We were asking him for directions back to the harbor and he pointed us in the general direction. Whilst thanking him he then made the universal sign for tea whilst pointing to a small cottage 2 fields away.
Looking at each other for approval we agreed to join him for tea in the spirit of our wonderful adventure. It was a standalone remote, very spartan cottage. We were introduced to this boy’s mother. She served us the tea as we sat on a beautiful threadbare Turkish rug.
She tried to tell us (in sign language as embarrassingly none of us had picked up any of the Turkish language at this stage. We were obviously aiming to stick to our theme of ‘Gobshites on tour’) that she had 10 children and that how her youngest, who was sitting with us, had just been conscripted into the Turkish army.
He had some English and was able to explain what she was saying. Noticing my camera, she asked me if I would take a picture of him. Which I did. He asked if I could post the photo to the local post office as she had no photos of him. I was more than happy to oblige.
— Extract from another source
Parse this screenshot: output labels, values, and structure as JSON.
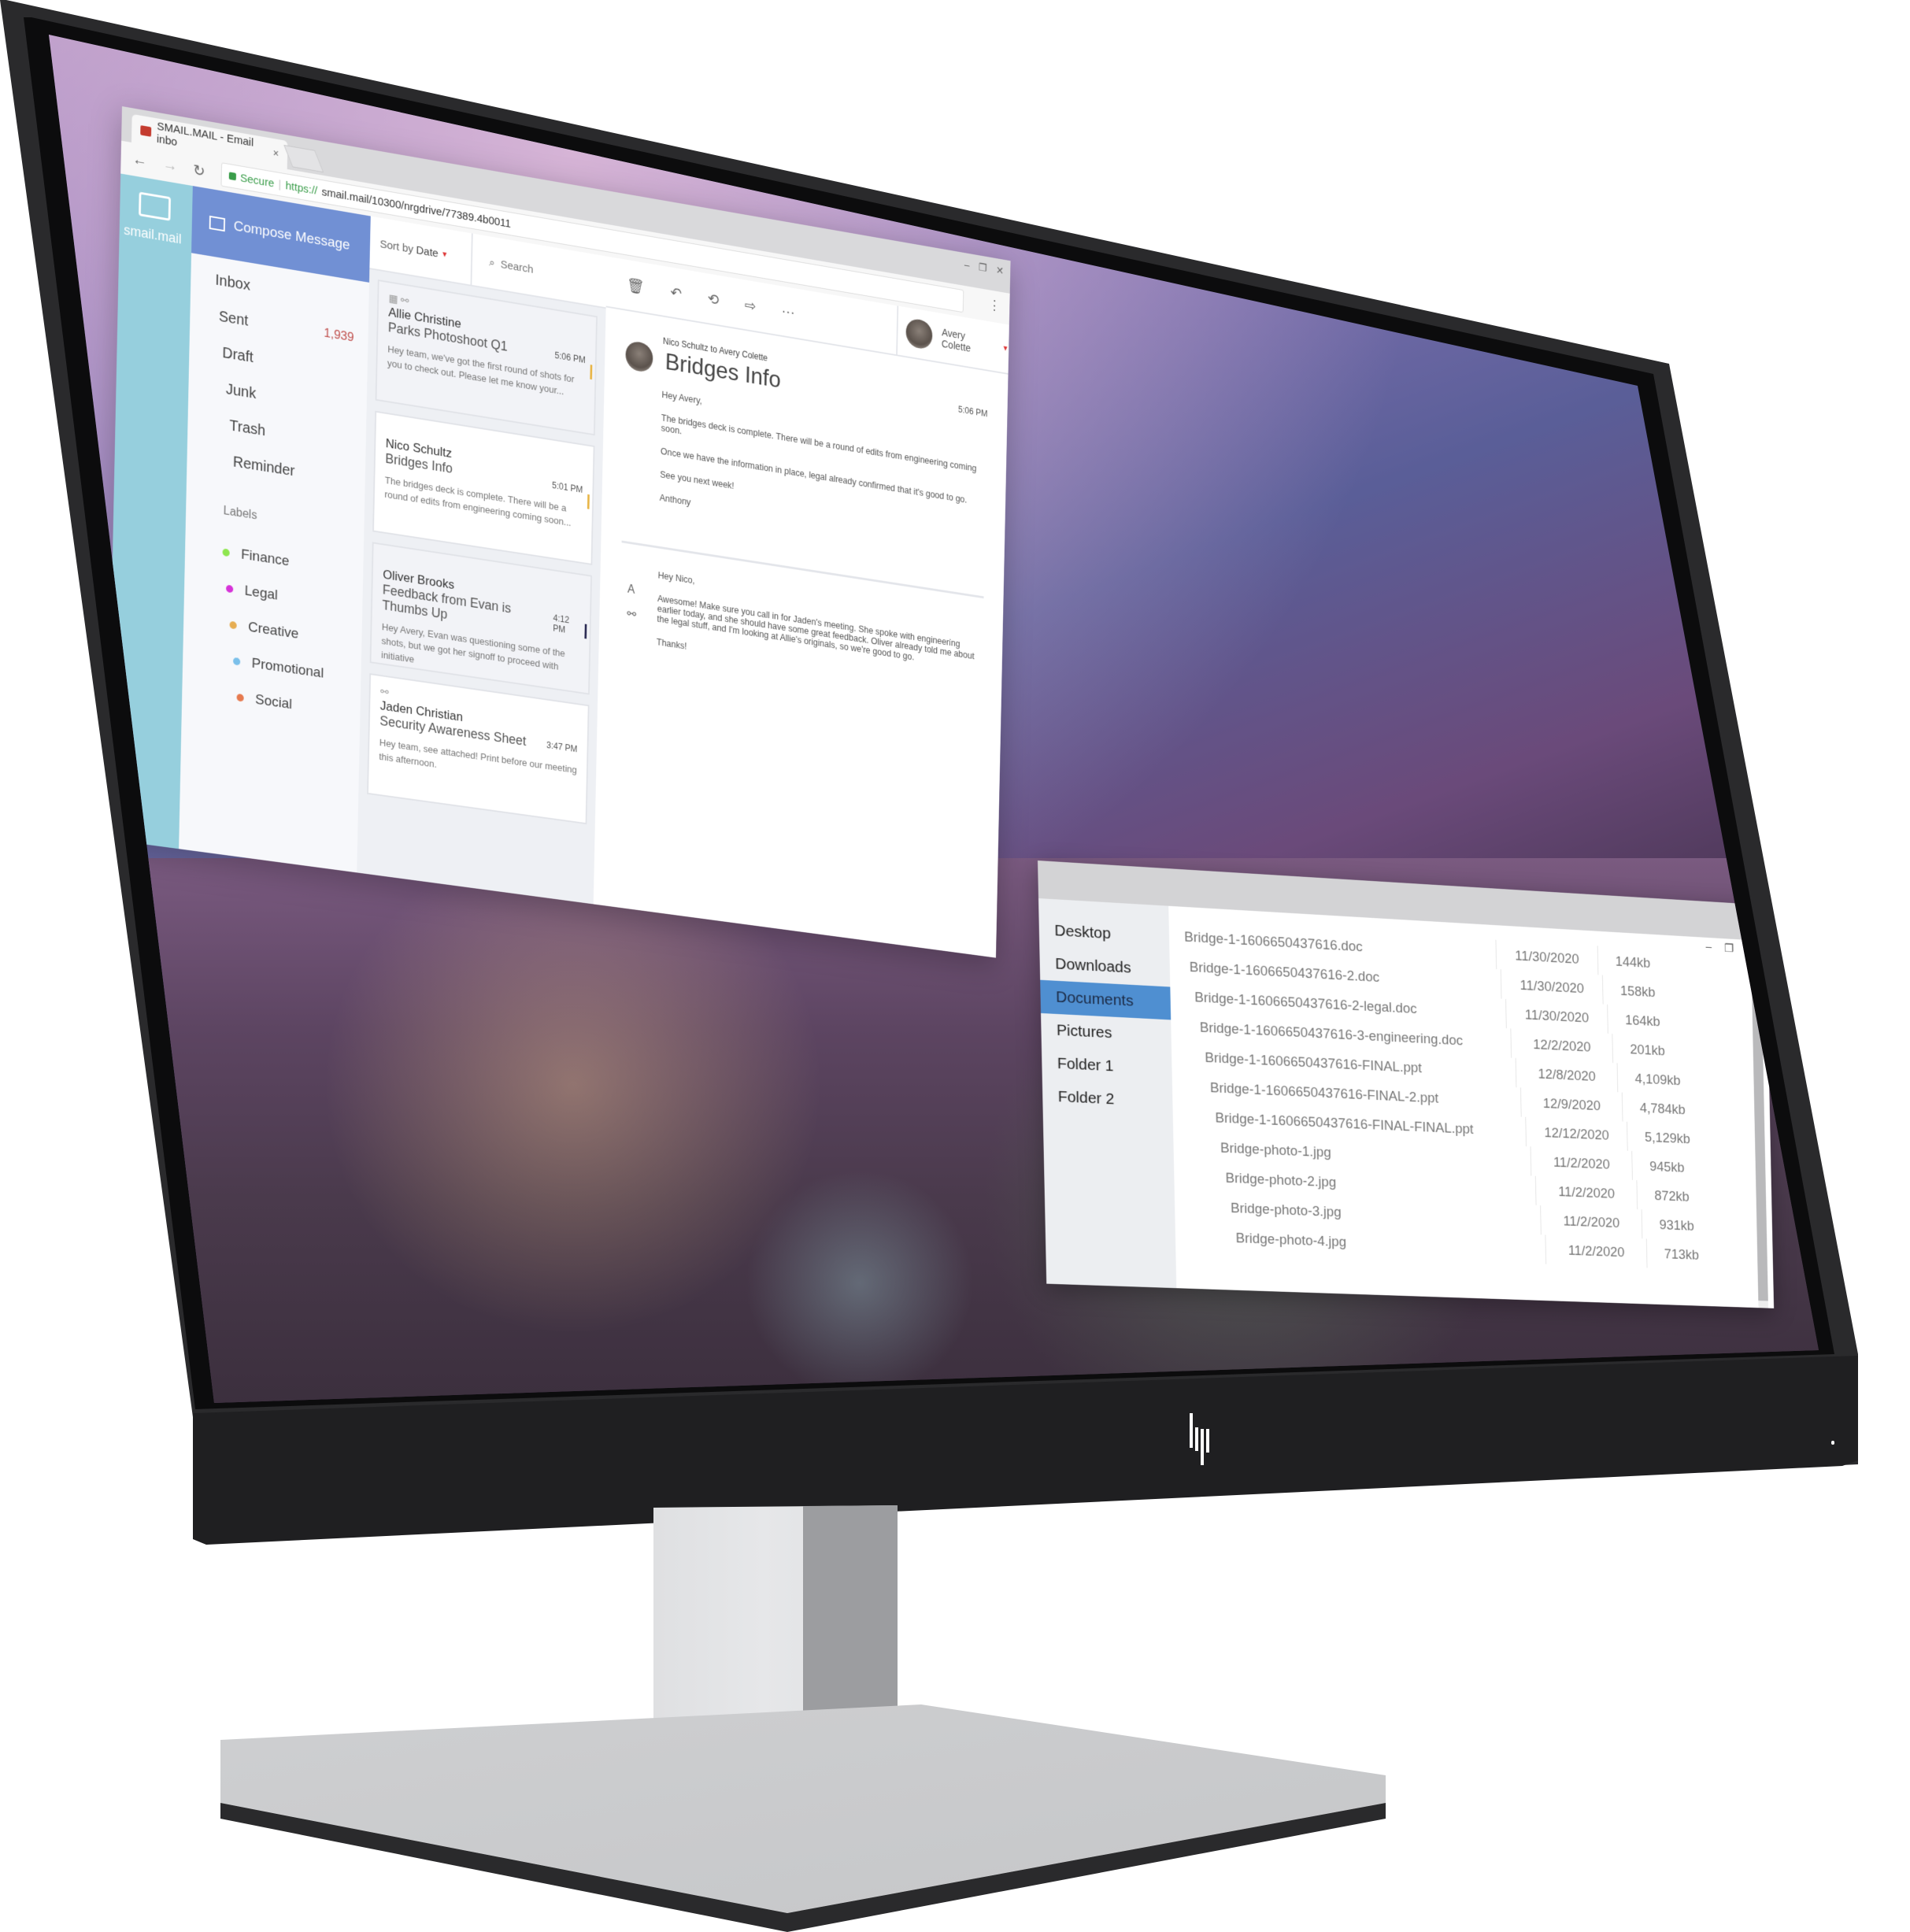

The next day we set sail. There was no wind and the engine began to make a funny sound. It got louder and louder. And eventually it exploded. Somebody noticed that the genny rope was torn and we guessed that it had wrapped itself around the rudder causing the engine to explode as we had been using it so much.
Myself and a friend put on our snorkel masks to get under the boat and assess the damage. There was a small boat in the hole or was there a small hole in the boat? We had been drinking……This is actually what I said when I surfaced and got back into the boat as I was in shock.
We had to be towed back to Marmaris once we radioed in our damage report. What a disaster. But thankfully we all lived to tell the tale. My next sailing trip will follow sailing lessons.
All the best